WHAT IS EXPECTED
In the entries below, find each line with the string "JSON" and copy it.

(Excerpts from an interface dataset)
----------------------------------------

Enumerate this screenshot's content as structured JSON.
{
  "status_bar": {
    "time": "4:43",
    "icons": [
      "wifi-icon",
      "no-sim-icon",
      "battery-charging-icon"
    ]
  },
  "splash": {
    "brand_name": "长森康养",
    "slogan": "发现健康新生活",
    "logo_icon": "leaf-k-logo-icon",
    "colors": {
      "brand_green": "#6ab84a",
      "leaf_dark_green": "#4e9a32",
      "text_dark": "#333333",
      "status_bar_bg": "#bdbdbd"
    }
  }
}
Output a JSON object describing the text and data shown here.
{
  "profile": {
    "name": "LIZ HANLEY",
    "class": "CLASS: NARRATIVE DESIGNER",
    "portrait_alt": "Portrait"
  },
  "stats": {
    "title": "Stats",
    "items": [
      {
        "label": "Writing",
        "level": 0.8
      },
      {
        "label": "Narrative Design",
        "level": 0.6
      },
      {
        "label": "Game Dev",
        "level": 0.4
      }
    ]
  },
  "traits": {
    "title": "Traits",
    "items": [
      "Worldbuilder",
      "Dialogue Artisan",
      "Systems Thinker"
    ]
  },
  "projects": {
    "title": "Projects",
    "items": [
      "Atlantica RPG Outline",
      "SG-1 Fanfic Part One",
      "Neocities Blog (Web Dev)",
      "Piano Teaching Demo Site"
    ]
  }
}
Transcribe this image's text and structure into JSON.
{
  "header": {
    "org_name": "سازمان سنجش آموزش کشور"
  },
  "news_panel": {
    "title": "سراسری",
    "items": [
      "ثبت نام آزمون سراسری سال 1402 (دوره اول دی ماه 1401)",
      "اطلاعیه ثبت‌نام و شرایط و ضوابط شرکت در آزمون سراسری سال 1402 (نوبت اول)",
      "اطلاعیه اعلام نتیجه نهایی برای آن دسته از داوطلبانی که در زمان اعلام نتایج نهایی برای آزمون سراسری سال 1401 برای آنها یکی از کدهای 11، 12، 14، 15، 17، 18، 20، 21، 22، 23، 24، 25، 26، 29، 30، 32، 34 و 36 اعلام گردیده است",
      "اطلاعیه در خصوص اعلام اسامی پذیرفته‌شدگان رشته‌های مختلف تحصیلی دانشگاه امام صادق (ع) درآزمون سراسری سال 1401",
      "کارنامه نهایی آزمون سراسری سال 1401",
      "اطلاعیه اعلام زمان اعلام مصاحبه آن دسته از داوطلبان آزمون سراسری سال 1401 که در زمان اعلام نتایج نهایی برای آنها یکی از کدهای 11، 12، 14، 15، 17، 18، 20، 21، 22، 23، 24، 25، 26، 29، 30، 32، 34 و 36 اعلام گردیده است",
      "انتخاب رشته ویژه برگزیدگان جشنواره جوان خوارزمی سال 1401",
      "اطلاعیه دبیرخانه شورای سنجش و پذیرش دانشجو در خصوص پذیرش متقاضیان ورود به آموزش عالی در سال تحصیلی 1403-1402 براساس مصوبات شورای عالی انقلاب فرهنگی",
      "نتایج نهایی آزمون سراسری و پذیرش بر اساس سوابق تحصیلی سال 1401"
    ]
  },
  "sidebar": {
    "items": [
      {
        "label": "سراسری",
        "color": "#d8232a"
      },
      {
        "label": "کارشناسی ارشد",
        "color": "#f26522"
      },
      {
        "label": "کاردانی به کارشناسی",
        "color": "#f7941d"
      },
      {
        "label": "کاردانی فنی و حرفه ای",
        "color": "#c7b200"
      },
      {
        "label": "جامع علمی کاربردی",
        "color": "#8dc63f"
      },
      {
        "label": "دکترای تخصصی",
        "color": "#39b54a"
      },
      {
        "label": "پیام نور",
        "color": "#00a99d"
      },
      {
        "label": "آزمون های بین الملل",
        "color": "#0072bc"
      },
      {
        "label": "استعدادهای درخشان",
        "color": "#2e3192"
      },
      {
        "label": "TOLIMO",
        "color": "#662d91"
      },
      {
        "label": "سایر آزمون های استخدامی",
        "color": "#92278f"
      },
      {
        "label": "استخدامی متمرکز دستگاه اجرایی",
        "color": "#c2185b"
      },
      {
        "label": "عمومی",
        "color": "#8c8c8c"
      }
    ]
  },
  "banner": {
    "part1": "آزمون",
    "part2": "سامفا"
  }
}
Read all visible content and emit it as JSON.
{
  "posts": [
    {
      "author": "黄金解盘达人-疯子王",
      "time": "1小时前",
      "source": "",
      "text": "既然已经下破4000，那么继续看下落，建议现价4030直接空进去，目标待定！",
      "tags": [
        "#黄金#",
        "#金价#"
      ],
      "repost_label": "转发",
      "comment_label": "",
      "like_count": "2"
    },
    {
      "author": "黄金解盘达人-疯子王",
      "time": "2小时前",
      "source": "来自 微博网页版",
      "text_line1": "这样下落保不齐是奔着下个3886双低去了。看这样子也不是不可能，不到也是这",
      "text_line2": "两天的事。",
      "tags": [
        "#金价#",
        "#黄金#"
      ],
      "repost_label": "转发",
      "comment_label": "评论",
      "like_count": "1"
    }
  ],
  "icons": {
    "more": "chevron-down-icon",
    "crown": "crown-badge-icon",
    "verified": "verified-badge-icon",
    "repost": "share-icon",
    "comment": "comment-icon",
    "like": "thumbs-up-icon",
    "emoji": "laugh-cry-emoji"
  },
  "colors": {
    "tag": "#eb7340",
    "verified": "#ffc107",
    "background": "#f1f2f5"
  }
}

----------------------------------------

REPLY TO THE EXERCISE
Enumerate this screenshot's content as structured JSON.
Output a JSON object describing the text and data shown here.
Transcribe this image's text and structure into JSON.
Read all visible content and emit it as JSON.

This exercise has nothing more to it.